Last Thursday the legislature met in a special session to act on the governor’s veto of S.230, “an act relating to improving the siting of energy projects”. As someone who worked extensively on the bill in committee and sat in on the conference committee between Senate and House, I have a good understanding of both the bill and the legislative intent behind it.
The bill as voted in May did two main things – it provided more input for towns in energy siting including solar and wind, and it directed the Public Service Board to establish new, presumably lower, sound thresholds for wind projects.
Problems arose in the last hours of the last day of the session when carefully crafted and vetted language was jettisoned in search of conference committee compromise. Two of the modified provisions proved problematic, and in an unfortunate drafting error $300,000 of funding for the planning portion of the bill was left out. The governor’s veto was over these concerns, and had nothing to with opposition to the substance of the planning section of the bill. Details of these provisions have been in the news; while happy to talk further with people, I will not go into the details here.
We had three choices: 1) override the veto (requiring a 2/3 vote and would not happen), 2) sustain the veto (we all go home and didn’t need to bother coming in the first place), or 3) introduce a new bill, essentially the same but correcting the mistakes noted above. The Legislature chose the third option, but the route was not without drama, delays, roll call votes, shuttle diplomacy, and complaints about procedure.

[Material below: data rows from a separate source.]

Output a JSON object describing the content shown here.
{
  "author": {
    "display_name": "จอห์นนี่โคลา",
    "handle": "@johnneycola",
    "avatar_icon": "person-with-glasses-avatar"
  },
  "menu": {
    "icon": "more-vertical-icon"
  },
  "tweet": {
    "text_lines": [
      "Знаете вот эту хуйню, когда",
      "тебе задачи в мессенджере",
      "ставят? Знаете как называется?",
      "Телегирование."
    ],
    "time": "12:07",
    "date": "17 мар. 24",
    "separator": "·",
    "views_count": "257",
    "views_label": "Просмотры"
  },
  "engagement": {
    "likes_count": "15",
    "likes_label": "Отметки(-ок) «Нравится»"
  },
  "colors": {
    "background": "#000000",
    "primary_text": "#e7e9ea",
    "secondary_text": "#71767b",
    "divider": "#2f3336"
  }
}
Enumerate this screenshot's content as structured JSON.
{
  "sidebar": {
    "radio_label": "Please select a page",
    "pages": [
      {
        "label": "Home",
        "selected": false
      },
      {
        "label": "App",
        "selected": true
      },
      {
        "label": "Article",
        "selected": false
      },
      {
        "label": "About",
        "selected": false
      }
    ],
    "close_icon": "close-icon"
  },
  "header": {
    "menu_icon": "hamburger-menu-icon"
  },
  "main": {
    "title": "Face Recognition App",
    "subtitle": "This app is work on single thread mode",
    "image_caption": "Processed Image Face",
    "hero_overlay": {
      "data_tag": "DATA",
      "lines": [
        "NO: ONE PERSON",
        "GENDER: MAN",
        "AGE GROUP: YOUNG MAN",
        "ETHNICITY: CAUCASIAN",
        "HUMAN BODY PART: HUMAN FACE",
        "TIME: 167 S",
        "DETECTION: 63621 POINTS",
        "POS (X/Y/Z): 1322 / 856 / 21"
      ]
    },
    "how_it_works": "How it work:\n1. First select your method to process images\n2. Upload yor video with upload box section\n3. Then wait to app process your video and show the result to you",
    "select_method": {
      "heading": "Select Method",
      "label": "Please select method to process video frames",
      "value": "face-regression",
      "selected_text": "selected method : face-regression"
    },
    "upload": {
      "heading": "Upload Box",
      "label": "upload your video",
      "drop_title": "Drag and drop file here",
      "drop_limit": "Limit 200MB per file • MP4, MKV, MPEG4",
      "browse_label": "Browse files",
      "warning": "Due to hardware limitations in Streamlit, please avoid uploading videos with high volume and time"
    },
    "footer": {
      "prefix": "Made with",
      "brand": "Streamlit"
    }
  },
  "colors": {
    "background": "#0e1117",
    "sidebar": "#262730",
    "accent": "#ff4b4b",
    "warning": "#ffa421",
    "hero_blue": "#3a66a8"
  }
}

I believe that we made the right choice to correct the bill to reflect the clear intent of the original provisions for wind and to fund the planning provisions right away rather than kick the can down the road until the legislature could take it up again next year.
As always, please contact me if you have questions or concerns.